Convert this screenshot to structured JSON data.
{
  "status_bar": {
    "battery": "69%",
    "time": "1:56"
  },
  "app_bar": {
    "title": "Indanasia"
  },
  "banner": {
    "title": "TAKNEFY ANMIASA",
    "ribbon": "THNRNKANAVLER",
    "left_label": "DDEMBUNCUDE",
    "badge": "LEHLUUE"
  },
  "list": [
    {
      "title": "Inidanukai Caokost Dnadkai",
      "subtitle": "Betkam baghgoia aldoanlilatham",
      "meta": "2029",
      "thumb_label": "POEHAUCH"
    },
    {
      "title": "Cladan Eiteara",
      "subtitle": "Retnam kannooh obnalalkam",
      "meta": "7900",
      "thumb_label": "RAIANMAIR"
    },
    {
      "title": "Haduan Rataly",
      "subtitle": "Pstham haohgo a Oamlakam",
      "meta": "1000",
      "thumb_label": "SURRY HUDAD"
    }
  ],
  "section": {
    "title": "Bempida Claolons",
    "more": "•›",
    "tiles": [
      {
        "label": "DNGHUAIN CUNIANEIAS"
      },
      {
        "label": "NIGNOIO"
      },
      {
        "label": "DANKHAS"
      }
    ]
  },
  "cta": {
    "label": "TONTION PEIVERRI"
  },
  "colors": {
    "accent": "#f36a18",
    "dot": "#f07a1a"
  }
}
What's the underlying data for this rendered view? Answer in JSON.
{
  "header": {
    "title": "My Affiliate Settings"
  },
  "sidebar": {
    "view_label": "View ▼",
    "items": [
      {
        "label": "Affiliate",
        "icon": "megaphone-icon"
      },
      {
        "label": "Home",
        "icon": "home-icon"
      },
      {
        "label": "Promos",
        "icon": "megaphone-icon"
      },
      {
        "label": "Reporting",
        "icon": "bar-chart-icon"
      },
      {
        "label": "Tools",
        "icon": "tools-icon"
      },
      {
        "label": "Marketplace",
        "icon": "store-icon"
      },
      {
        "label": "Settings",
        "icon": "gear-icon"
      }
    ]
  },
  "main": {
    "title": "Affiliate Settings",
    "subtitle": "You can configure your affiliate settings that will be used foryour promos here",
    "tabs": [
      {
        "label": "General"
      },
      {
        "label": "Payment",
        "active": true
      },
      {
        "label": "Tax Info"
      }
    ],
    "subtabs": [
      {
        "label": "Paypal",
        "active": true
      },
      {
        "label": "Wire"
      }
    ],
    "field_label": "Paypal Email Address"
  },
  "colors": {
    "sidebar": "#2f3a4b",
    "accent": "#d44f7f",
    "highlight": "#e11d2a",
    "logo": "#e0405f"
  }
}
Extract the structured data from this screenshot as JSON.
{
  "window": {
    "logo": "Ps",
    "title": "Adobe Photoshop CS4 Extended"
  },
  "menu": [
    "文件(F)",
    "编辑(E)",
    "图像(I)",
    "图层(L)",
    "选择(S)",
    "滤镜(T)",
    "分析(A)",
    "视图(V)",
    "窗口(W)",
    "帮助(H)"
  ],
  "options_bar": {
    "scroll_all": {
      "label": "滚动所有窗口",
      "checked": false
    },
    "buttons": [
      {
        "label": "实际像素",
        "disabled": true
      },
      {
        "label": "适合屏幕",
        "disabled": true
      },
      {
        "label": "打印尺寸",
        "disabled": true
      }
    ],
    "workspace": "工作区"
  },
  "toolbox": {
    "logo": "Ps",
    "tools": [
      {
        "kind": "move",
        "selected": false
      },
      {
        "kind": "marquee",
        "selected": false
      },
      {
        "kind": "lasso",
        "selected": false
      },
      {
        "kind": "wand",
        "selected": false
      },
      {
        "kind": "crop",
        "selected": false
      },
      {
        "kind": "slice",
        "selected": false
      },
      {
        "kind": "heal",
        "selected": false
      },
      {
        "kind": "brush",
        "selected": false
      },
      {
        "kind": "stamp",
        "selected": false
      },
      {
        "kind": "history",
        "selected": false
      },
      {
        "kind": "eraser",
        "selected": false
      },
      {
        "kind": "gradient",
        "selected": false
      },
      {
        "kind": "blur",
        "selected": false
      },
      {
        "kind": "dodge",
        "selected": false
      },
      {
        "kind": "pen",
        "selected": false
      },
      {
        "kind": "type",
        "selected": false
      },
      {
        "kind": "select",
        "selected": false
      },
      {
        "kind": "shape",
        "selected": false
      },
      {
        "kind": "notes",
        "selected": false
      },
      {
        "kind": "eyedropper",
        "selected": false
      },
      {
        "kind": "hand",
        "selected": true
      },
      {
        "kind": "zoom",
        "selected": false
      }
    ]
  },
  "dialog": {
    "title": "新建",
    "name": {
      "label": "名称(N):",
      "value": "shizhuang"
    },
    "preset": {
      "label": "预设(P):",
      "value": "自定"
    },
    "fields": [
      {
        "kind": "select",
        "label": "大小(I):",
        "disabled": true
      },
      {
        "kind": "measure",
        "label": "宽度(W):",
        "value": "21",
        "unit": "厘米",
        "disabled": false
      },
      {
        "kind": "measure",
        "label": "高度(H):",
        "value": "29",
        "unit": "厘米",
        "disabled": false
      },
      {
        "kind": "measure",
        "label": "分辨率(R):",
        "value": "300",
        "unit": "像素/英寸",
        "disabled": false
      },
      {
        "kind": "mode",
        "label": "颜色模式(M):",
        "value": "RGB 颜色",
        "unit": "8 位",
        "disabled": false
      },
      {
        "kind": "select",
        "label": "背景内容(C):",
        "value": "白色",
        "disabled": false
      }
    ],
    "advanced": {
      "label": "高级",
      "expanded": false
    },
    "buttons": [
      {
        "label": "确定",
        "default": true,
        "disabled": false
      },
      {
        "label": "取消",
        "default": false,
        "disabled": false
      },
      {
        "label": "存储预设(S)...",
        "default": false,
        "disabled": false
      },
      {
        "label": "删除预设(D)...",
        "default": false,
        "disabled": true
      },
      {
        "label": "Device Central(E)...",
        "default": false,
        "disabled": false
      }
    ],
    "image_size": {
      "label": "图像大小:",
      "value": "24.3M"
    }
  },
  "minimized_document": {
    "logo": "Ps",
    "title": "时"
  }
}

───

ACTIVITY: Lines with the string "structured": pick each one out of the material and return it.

EXERCISE RESPONSE:
Convert this screenshot to structured JSON data.
Extract the structured data from this screenshot as JSON.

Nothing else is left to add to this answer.